Tamirat Tola has won the New York Marathon. The 32-year-old Ethiopian was the first to cross the line in Central Park after 2 hours, 4 minutes and 58 seconds. He set a new course record.
Abdi Nageeye finished fourth in 2.10.21, more than five minutes behind last year’s world champion. Afterwards he indicated that he did not feel well during the race. He will look at the cause of this at a later time, as well as his planning for the Games in Paris.
In the women’s race, Hellen Obiri won a tactical battle. In Central Park she raced away from the leading group and won her second major marathon of this year with a time of 2.27.23.
Nageeye open prima
Nageeye was able to keep up with the pace of the later winner for a little more than half the distance. The 34-year-old Dutchman wanted revenge for his failed marathon at the World Championships in Budapest this summer. That had to happen in New York, where he finished third last year.
The course, in combination with the absence of hares, generally does not lend itself to lightning fast times. As a result, they often run tactically, for the win and places of honor. Nageeye knew it and had prepared for a battle in the leading group. “Survive, as long as possible” was the plan beforehand. “And then improve myself, so become first or second.”
That went smoothly for the experienced Dutchman for more than twenty kilometers. He joined a group of five that broke away from the rest of the field.
But the pace was good. With hardly any wind, pleasant morning sun and good temperatures, the conditions were ideal. Tola in particular made it a fast marathon. Last year’s world champion was clearly chasing Geoffrey Mutai’s twelve-year-old course record (2.05.06).
Tola, with his best competitors in tow, recorded a time of 1.02.45 when completing the half marathon. A fast first half, but not fast enough for Tola.
Speed acceleration Tola
With several accelerations in pace, in addition to Nageeye, he also shook off the rest of the competition one by one. His compatriot Jemal Yimer lasted the longest, but with more than ten kilometers to go he could no longer follow, fell silent and finished ninth.
Kenyan Albert Korir, winner in New York two years ago, came second. He narrowly stayed ahead of Shura Kitata (2.07.11) from Ethiopia in 2.06.57.
For the women it turned out to be a tactical duel. In the opening phase it was 43-year-old Edna Kiplagat who tried several times to increase the pace. To her own disadvantage, because the experienced Kenyan had to release before the final.
In the final through Central Park, the leading group of three even had competitors come back.
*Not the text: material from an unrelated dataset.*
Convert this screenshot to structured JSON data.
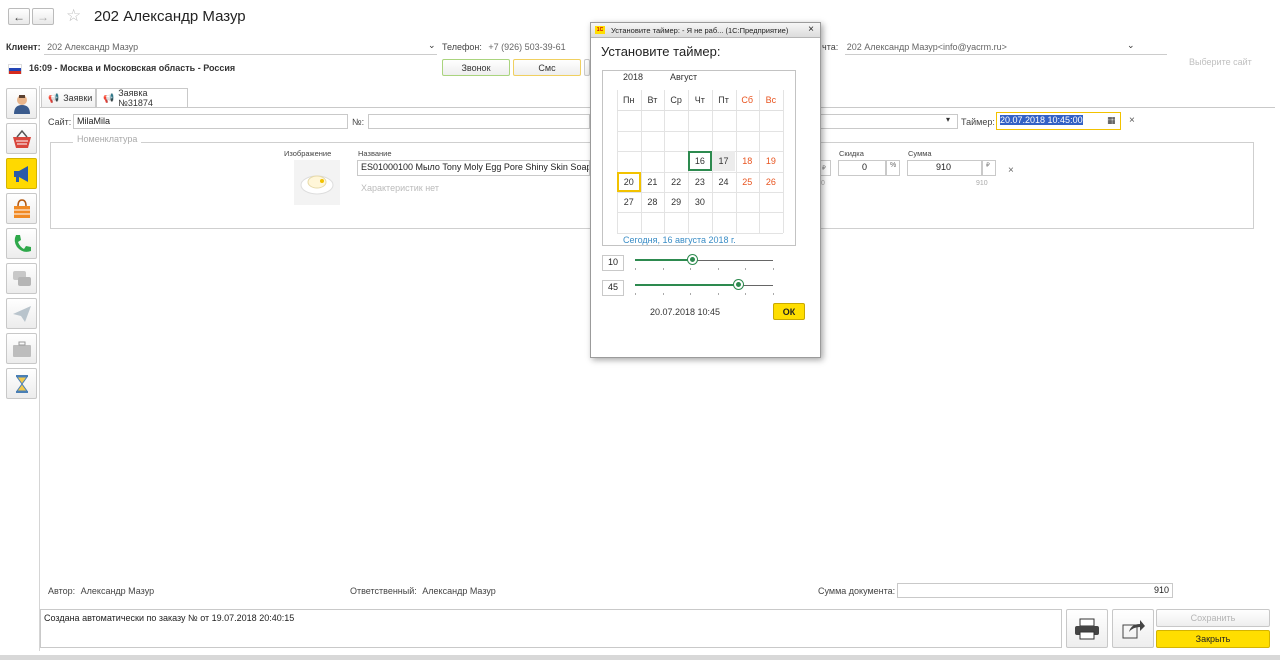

But the strongest runners appeared to already be at the front, as Hellen Obiri and Letesenbet Gidey battled for the win in the last kilometer.
The final sprint of the patient Obiri was too much for Gidey, often a competitor of Sifan Hassan on the track in the 10,000 meters. The Kenyan finished six seconds (2.27.29) behind winner Obiri, who achieved a rare double by winning her second major of the year after her victory in Boston.
The post first appeared on nos.nl